Top of Material for this task

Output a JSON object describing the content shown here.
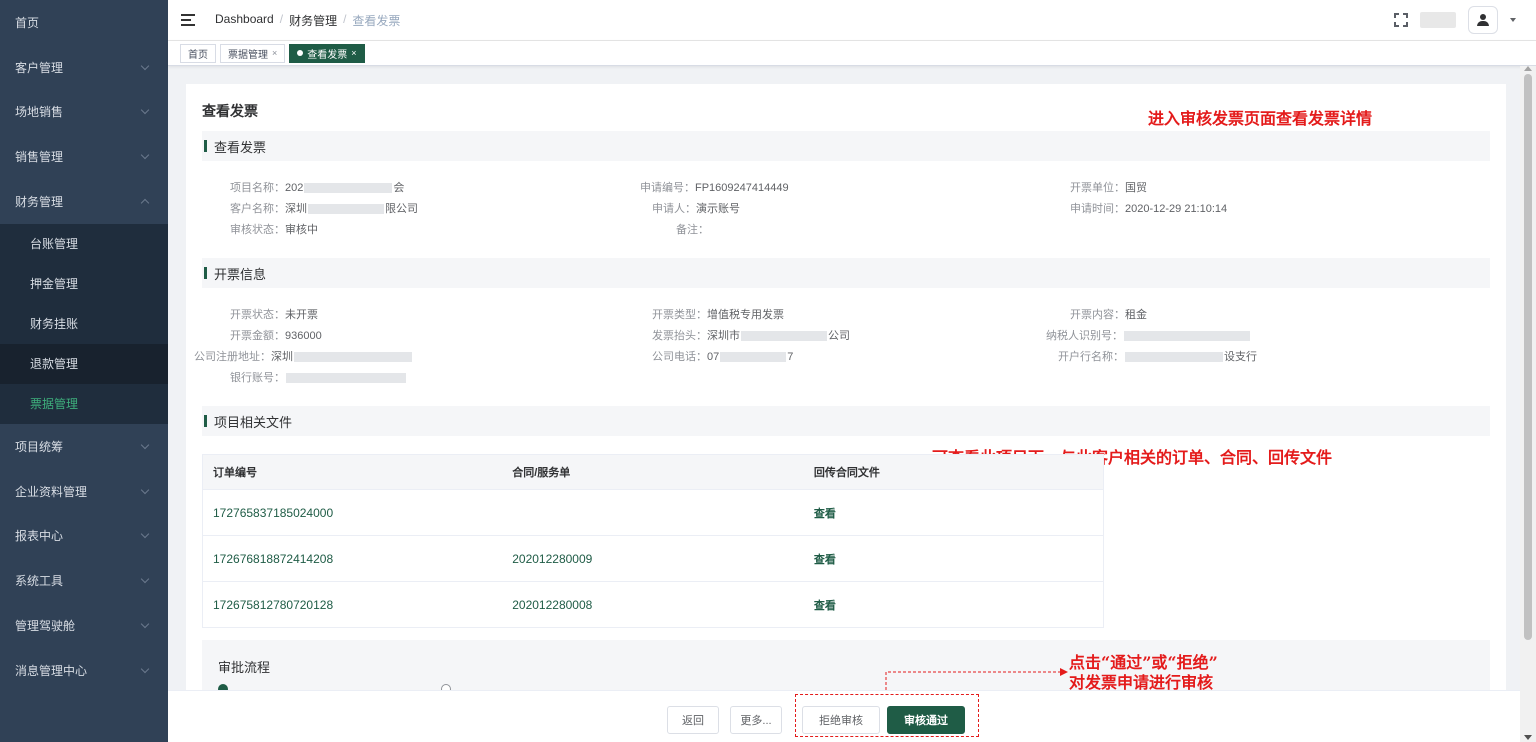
{
  "sidebar": {
    "items": [
      {
        "label": "首页",
        "has_chevron": false
      },
      {
        "label": "客户管理",
        "has_chevron": true
      },
      {
        "label": "场地销售",
        "has_chevron": true
      },
      {
        "label": "销售管理",
        "has_chevron": true
      },
      {
        "label": "财务管理",
        "has_chevron": true,
        "expanded": true
      }
    ],
    "sub_items": [
      "台账管理",
      "押金管理",
      "财务挂账",
      "退款管理",
      "票据管理"
    ],
    "items_after": [
      "项目统筹",
      "企业资料管理",
      "报表中心",
      "系统工具",
      "管理驾驶舱",
      "消息管理中心"
    ]
  },
  "breadcrumb": [
    "Dashboard",
    "财务管理",
    "查看发票"
  ],
  "tags": [
    {
      "label": "首页"
    },
    {
      "label": "票据管理"
    },
    {
      "label": "查看发票"
    }
  ],
  "page": {
    "title": "查看发票",
    "annotation_top": "进入审核发票页面查看发票详情",
    "annotation_table": "可查看此项目下，与此客户相关的订单、合同、回传文件",
    "annotation_action_1": "点击“通过”或“拒绝”",
    "annotation_action_2": "对发票申请进行审核"
  },
  "invoice_section": {
    "title": "查看发票",
    "project_name_label": "项目名称：",
    "project_name_value_a": "202",
    "project_name_value_b": "会",
    "apply_no_label": "申请编号：",
    "apply_no_value": "FP1609247414449",
    "issuer_label": "开票单位：",
    "issuer_value": "国贸",
    "customer_label": "客户名称：",
    "customer_value_a": "深圳",
    "customer_value_b": "限公司",
    "applicant_label": "申请人：",
    "applicant_value": "演示账号",
    "apply_time_label": "申请时间：",
    "apply_time_value": "2020-12-29 21:10:14",
    "audit_status_label": "审核状态：",
    "audit_status_value": "审核中",
    "remark_label": "备注：",
    "remark_value": ""
  },
  "billing_section": {
    "title": "开票信息",
    "status_label": "开票状态：",
    "status_value": "未开票",
    "type_label": "开票类型：",
    "type_value": "增值税专用发票",
    "content_label": "开票内容：",
    "content_value": "租金",
    "amount_label": "开票金额：",
    "amount_value": "936000",
    "header_label": "发票抬头：",
    "header_value_a": "深圳市",
    "header_value_b": "公司",
    "taxid_label": "纳税人识别号：",
    "taxid_value": "",
    "address_label": "公司注册地址：",
    "address_value_a": "深圳",
    "phone_label": "公司电话：",
    "phone_value_a": "07",
    "phone_value_b": "7",
    "bank_label": "开户行名称：",
    "bank_value_b": "设支行",
    "account_label": "银行账号：",
    "account_value": ""
  },
  "files_section": {
    "title": "项目相关文件",
    "columns": [
      "订单编号",
      "合同/服务单",
      "回传合同文件"
    ],
    "rows": [
      {
        "order": "172765837185024000",
        "contract": "",
        "file": "查看"
      },
      {
        "order": "172676818872414208",
        "contract": "202012280009",
        "file": "查看"
      },
      {
        "order": "172675812780720128",
        "contract": "202012280008",
        "file": "查看"
      }
    ]
  },
  "approval_flow": {
    "title": "审批流程"
  },
  "footer": {
    "back": "返回",
    "more": "更多...",
    "reject": "拒绝审核",
    "approve": "审核通过"
  },
  "colors": {
    "primary": "#1f5c46",
    "annotation": "#e41b1b",
    "sidebar_bg": "#304156"
  }
}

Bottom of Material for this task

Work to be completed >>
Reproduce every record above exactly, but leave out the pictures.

Response area >>
Output a JSON object describing the content shown here.
{
  "sidebar": {
    "items": [
      {
        "label": "首页",
        "has_chevron": false
      },
      {
        "label": "客户管理",
        "has_chevron": true
      },
      {
        "label": "场地销售",
        "has_chevron": true
      },
      {
        "label": "销售管理",
        "has_chevron": true
      },
      {
        "label": "财务管理",
        "has_chevron": true,
        "expanded": true
      }
    ],
    "sub_items": [
      "台账管理",
      "押金管理",
      "财务挂账",
      "退款管理",
      "票据管理"
    ],
    "items_after": [
      "项目统筹",
      "企业资料管理",
      "报表中心",
      "系统工具",
      "管理驾驶舱",
      "消息管理中心"
    ]
  },
  "breadcrumb": [
    "Dashboard",
    "财务管理",
    "查看发票"
  ],
  "tags": [
    {
      "label": "首页"
    },
    {
      "label": "票据管理"
    },
    {
      "label": "查看发票"
    }
  ],
  "page": {
    "title": "查看发票",
    "annotation_top": "进入审核发票页面查看发票详情",
    "annotation_table": "可查看此项目下，与此客户相关的订单、合同、回传文件",
    "annotation_action_1": "点击“通过”或“拒绝”",
    "annotation_action_2": "对发票申请进行审核"
  },
  "invoice_section": {
    "title": "查看发票",
    "project_name_label": "项目名称：",
    "project_name_value_a": "202",
    "project_name_value_b": "会",
    "apply_no_label": "申请编号：",
    "apply_no_value": "FP1609247414449",
    "issuer_label": "开票单位：",
    "issuer_value": "国贸",
    "customer_label": "客户名称：",
    "customer_value_a": "深圳",
    "customer_value_b": "限公司",
    "applicant_label": "申请人：",
    "applicant_value": "演示账号",
    "apply_time_label": "申请时间：",
    "apply_time_value": "2020-12-29 21:10:14",
    "audit_status_label": "审核状态：",
    "audit_status_value": "审核中",
    "remark_label": "备注：",
    "remark_value": ""
  },
  "billing_section": {
    "title": "开票信息",
    "status_label": "开票状态：",
    "status_value": "未开票",
    "type_label": "开票类型：",
    "type_value": "增值税专用发票",
    "content_label": "开票内容：",
    "content_value": "租金",
    "amount_label": "开票金额：",
    "amount_value": "936000",
    "header_label": "发票抬头：",
    "header_value_a": "深圳市",
    "header_value_b": "公司",
    "taxid_label": "纳税人识别号：",
    "taxid_value": "",
    "address_label": "公司注册地址：",
    "address_value_a": "深圳",
    "phone_label": "公司电话：",
    "phone_value_a": "07",
    "phone_value_b": "7",
    "bank_label": "开户行名称：",
    "bank_value_b": "设支行",
    "account_label": "银行账号：",
    "account_value": ""
  },
  "files_section": {
    "title": "项目相关文件",
    "columns": [
      "订单编号",
      "合同/服务单",
      "回传合同文件"
    ],
    "rows": [
      {
        "order": "172765837185024000",
        "contract": "",
        "file": "查看"
      },
      {
        "order": "172676818872414208",
        "contract": "202012280009",
        "file": "查看"
      },
      {
        "order": "172675812780720128",
        "contract": "202012280008",
        "file": "查看"
      }
    ]
  },
  "approval_flow": {
    "title": "审批流程"
  },
  "footer": {
    "back": "返回",
    "more": "更多...",
    "reject": "拒绝审核",
    "approve": "审核通过"
  },
  "colors": {
    "primary": "#1f5c46",
    "annotation": "#e41b1b",
    "sidebar_bg": "#304156"
  }
}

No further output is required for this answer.